• [ASSIGNED TASK] Look over the lines below. Report each one that includes the string "timestamp".

• [EXERCISE DATA]
☆ ☆ ☆ ☆

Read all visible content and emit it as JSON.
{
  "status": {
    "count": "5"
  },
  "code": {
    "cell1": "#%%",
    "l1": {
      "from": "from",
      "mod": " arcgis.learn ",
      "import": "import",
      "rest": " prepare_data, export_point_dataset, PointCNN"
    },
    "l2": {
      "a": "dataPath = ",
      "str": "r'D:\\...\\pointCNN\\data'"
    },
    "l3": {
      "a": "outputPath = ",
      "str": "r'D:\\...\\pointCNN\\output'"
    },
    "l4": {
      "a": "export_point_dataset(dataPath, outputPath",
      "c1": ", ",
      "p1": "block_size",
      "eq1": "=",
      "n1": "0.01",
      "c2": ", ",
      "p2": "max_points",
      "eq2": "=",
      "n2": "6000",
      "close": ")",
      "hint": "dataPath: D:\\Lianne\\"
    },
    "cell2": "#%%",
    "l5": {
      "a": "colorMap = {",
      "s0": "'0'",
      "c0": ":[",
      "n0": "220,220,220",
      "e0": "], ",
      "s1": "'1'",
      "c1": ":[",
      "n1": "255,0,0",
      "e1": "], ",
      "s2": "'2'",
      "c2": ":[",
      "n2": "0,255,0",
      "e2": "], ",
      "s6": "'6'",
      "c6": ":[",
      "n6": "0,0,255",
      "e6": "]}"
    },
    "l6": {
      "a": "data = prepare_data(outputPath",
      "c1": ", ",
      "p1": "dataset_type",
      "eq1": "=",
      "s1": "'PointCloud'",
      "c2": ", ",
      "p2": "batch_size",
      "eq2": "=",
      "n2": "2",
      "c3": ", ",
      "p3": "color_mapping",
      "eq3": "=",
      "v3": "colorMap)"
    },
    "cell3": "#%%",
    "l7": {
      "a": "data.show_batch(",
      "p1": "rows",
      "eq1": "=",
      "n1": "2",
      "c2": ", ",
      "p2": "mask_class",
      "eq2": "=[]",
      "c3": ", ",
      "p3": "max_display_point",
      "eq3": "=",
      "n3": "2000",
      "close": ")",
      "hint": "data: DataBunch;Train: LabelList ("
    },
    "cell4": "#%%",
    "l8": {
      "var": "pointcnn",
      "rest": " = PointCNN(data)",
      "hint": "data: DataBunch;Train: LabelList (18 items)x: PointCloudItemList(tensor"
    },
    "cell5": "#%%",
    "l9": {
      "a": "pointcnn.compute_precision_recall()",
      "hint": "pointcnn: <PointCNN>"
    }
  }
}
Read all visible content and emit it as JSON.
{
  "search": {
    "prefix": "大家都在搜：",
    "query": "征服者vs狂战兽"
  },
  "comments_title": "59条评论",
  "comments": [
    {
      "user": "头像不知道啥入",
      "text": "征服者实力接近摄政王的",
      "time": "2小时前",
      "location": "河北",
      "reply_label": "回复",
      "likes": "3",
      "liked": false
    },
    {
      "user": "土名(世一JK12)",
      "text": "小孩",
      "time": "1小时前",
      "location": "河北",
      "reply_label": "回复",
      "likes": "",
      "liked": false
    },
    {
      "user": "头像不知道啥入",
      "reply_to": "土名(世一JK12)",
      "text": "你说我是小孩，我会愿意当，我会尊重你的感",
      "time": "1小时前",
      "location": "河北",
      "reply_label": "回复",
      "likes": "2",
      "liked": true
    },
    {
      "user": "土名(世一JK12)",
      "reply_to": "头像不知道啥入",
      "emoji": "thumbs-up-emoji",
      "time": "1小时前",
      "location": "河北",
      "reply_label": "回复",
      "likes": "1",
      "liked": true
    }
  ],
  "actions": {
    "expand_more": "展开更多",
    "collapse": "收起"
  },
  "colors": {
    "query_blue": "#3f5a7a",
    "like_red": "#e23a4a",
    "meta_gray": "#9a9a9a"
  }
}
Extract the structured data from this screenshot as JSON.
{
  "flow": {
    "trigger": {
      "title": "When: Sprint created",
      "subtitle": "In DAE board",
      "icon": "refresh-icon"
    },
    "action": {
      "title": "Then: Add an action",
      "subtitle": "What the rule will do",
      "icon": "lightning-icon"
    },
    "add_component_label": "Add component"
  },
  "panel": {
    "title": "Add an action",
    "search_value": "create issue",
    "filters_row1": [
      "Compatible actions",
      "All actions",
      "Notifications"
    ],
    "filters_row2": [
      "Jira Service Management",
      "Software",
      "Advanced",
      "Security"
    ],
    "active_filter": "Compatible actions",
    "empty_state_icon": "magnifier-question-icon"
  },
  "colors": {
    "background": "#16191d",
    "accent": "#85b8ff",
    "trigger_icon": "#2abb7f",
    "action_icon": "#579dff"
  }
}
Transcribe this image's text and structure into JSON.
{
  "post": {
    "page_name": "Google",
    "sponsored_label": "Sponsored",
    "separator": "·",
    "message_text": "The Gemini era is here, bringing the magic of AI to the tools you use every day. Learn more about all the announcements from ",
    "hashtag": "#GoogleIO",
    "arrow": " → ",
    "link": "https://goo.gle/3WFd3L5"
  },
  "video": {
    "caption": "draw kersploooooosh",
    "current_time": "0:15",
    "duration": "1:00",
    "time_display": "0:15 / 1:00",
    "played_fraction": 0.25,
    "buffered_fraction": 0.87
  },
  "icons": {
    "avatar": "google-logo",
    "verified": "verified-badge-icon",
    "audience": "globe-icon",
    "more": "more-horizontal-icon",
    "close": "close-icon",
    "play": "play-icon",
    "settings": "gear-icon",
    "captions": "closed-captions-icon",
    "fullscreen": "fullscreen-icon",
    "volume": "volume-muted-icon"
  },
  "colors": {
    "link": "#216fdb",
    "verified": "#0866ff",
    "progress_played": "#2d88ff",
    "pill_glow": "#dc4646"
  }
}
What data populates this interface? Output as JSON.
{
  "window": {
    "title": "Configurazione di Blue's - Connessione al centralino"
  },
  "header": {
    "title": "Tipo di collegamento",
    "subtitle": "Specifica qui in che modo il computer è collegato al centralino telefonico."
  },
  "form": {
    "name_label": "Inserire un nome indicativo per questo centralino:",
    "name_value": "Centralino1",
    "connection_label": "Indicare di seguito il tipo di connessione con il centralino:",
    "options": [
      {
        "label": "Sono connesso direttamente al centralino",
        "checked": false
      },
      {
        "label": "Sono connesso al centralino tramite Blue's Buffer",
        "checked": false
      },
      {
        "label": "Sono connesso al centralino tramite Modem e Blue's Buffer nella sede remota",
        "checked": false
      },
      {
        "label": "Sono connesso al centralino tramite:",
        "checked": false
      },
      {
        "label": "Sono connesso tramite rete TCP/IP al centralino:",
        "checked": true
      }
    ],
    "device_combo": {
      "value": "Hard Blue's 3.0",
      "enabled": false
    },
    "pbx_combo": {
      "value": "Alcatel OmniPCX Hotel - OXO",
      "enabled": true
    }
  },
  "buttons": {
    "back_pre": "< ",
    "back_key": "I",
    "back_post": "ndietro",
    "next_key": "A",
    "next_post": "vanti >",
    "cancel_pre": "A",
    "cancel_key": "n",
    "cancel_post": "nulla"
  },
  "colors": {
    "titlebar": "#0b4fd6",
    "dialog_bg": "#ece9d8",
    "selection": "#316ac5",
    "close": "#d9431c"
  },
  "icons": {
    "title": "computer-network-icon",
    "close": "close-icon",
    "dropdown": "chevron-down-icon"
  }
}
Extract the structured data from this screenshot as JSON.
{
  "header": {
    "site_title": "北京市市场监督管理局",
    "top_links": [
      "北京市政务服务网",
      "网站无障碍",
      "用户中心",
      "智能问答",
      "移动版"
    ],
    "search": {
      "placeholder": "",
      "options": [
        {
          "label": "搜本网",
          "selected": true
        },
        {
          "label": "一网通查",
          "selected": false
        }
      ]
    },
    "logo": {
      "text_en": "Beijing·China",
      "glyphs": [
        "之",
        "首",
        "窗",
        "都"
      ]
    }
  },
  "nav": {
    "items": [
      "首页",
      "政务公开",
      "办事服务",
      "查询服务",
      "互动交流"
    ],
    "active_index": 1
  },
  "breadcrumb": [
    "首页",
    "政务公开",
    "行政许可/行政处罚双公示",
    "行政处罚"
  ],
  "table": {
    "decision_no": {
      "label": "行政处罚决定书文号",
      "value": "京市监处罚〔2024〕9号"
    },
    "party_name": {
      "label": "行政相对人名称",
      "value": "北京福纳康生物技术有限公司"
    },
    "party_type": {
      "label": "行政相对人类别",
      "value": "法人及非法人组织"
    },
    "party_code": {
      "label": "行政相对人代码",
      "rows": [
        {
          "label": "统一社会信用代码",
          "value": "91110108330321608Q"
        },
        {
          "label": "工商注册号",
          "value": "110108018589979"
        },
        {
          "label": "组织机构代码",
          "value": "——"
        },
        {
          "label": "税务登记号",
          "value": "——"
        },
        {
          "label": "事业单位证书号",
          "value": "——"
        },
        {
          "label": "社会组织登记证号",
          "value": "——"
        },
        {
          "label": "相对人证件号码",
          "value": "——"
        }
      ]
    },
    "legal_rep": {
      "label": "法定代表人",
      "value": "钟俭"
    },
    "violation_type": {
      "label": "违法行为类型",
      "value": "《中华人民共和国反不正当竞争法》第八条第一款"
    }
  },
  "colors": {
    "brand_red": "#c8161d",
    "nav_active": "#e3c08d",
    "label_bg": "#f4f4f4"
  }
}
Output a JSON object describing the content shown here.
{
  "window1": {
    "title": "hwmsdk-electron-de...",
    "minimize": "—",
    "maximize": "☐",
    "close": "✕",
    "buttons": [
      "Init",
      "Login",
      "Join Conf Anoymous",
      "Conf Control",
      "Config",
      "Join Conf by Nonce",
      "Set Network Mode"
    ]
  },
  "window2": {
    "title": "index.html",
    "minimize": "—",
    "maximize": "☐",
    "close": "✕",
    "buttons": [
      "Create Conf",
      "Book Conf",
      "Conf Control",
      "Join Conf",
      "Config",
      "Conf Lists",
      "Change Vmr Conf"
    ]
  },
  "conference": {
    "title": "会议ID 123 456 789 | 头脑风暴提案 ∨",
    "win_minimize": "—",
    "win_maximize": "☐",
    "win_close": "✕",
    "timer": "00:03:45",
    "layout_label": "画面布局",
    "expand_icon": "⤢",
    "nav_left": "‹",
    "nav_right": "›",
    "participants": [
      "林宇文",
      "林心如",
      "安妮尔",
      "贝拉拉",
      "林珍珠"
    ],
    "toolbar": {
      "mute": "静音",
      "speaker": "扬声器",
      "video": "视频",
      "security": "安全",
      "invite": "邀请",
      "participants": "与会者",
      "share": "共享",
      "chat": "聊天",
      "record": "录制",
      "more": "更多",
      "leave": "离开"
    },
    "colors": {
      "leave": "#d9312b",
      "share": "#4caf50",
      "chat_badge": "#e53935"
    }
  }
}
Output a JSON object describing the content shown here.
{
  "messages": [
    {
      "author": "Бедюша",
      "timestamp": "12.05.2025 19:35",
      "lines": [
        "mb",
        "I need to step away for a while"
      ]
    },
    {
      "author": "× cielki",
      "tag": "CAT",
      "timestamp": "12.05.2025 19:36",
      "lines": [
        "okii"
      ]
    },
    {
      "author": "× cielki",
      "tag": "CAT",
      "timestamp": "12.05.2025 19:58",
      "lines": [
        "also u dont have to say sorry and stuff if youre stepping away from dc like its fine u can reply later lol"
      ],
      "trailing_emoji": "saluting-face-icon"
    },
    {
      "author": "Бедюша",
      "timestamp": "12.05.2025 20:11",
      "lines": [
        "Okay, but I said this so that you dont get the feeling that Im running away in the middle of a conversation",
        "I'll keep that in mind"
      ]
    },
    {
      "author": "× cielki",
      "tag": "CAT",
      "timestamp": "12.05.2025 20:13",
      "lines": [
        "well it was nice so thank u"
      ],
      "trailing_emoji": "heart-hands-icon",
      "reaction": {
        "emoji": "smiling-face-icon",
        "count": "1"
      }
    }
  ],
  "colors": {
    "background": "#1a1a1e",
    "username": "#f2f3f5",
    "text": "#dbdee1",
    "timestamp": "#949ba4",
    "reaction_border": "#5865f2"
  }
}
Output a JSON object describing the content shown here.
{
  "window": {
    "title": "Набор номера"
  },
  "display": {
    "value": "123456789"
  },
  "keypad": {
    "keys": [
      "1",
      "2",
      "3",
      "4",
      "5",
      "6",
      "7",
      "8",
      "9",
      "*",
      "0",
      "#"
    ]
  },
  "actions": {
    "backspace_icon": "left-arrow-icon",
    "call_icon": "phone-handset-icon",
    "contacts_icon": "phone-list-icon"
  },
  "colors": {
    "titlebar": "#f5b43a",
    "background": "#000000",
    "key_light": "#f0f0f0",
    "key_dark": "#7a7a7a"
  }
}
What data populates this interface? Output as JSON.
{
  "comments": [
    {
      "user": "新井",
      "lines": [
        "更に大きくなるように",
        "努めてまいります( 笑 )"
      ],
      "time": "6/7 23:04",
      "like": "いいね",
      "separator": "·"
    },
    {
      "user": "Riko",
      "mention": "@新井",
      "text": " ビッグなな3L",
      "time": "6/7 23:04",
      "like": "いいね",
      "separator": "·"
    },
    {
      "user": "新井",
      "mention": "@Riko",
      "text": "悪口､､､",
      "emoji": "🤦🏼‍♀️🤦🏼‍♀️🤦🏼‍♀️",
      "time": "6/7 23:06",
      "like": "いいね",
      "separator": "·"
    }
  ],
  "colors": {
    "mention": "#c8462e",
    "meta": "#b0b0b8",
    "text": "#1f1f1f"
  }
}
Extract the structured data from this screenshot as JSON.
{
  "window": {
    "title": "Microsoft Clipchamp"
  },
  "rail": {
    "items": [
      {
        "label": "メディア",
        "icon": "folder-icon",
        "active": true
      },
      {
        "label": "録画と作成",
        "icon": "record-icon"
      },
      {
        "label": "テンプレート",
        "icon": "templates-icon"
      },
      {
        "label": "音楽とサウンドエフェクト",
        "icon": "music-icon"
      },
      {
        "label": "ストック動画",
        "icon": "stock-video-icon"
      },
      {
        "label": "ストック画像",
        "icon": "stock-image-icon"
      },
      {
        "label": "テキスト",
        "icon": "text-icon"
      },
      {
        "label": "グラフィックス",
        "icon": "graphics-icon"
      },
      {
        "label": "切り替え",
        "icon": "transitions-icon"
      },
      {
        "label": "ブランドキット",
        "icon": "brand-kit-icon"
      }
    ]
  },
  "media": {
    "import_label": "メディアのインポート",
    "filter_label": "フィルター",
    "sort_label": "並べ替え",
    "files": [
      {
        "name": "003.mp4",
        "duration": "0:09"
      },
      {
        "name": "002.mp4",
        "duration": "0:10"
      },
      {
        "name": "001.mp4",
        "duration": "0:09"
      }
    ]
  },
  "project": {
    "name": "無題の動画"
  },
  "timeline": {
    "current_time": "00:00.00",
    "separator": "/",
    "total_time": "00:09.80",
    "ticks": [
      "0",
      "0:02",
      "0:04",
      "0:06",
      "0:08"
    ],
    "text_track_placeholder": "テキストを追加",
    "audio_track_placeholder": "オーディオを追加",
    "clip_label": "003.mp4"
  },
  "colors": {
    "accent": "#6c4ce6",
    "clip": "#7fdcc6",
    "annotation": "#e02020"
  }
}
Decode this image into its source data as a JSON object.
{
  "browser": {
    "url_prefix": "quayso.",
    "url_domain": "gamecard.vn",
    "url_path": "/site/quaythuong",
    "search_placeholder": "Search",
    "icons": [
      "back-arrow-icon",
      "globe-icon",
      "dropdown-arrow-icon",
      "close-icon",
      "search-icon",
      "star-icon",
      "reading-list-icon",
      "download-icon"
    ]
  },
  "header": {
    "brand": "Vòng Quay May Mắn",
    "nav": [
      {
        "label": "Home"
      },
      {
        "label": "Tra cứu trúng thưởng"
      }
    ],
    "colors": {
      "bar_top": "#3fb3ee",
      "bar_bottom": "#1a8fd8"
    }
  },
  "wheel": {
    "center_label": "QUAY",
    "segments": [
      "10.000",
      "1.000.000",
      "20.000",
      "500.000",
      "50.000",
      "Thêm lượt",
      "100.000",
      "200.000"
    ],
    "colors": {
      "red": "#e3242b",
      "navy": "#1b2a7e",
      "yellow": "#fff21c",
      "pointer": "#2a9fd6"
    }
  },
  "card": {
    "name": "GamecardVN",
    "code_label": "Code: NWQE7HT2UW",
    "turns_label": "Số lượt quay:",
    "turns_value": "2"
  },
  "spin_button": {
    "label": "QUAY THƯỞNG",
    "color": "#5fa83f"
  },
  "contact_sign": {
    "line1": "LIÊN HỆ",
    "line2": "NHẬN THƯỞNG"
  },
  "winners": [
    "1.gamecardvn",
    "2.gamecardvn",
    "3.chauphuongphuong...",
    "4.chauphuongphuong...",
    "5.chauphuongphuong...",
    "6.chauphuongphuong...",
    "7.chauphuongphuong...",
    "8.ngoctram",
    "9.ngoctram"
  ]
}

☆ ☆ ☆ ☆

• [EXERCISE RESULT]
      "timestamp": "12.05.2025 19:35",
      "timestamp": "12.05.2025 19:36",
      "timestamp": "12.05.2025 19:58",
      "timestamp": "12.05.2025 20:11",
      "timestamp": "12.05.2025 20:13",
    "timestamp": "#949ba4",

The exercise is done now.